Dataset rows describing interfaces
====================

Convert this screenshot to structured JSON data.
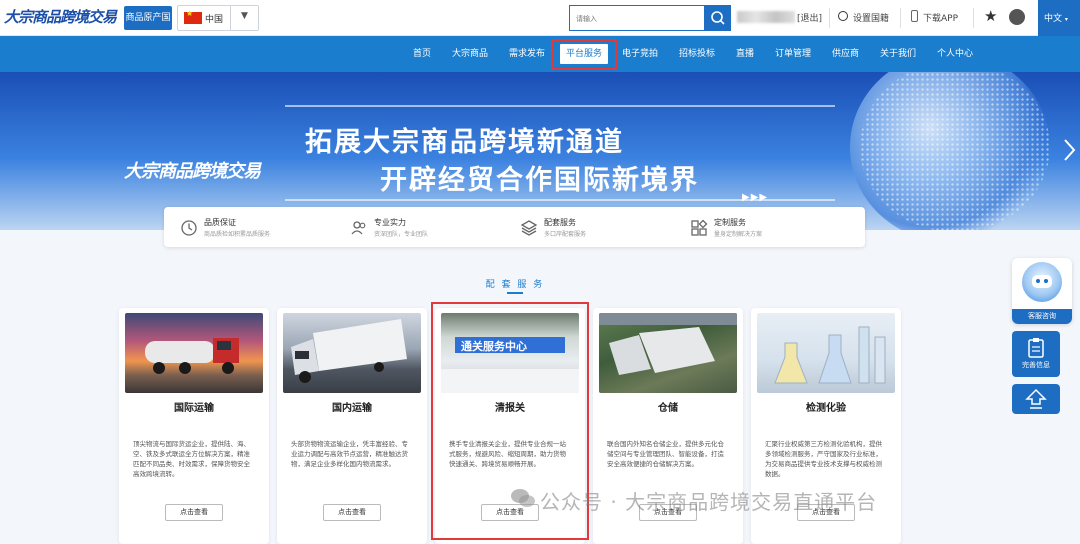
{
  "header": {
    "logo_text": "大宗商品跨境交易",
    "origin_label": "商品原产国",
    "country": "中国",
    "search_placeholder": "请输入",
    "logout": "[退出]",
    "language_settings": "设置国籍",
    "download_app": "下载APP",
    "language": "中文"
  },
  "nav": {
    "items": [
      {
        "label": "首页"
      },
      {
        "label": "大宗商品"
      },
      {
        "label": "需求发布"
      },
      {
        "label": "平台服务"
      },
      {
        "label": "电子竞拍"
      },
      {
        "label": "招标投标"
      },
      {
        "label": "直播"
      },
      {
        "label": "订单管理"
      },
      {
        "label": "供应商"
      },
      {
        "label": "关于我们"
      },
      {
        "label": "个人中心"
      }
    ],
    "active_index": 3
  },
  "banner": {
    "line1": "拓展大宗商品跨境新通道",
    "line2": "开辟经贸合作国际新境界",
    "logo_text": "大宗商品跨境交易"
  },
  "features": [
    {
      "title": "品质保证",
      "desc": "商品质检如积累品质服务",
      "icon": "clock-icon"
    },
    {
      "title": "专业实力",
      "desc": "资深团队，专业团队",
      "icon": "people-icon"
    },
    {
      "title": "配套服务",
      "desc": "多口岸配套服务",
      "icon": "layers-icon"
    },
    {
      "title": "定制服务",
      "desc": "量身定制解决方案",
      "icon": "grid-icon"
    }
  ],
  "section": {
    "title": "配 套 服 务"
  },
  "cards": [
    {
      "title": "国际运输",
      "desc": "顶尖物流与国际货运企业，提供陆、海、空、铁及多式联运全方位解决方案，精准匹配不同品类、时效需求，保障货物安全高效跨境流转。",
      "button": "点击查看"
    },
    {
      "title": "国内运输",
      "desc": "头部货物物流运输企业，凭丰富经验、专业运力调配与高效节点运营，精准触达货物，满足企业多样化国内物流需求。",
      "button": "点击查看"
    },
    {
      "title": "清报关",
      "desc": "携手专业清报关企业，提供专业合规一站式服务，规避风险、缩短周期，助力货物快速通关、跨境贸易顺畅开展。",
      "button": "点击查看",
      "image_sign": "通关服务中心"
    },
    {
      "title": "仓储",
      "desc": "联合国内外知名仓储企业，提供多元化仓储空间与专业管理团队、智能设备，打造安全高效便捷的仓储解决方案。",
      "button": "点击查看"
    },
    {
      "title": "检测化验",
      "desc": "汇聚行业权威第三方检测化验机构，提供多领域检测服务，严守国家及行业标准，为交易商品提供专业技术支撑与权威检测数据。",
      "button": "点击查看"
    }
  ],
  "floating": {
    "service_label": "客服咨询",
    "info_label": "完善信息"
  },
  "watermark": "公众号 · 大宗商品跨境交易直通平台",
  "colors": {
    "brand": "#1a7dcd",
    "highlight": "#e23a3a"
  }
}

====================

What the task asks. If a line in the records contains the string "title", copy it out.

Exercise output.
      "title": "品质保证",
      "title": "专业实力",
      "title": "配套服务",
      "title": "定制服务",
    "title": "配 套 服 务"
      "title": "国际运输",
      "title": "国内运输",
      "title": "清报关",
      "title": "仓储",
      "title": "检测化验",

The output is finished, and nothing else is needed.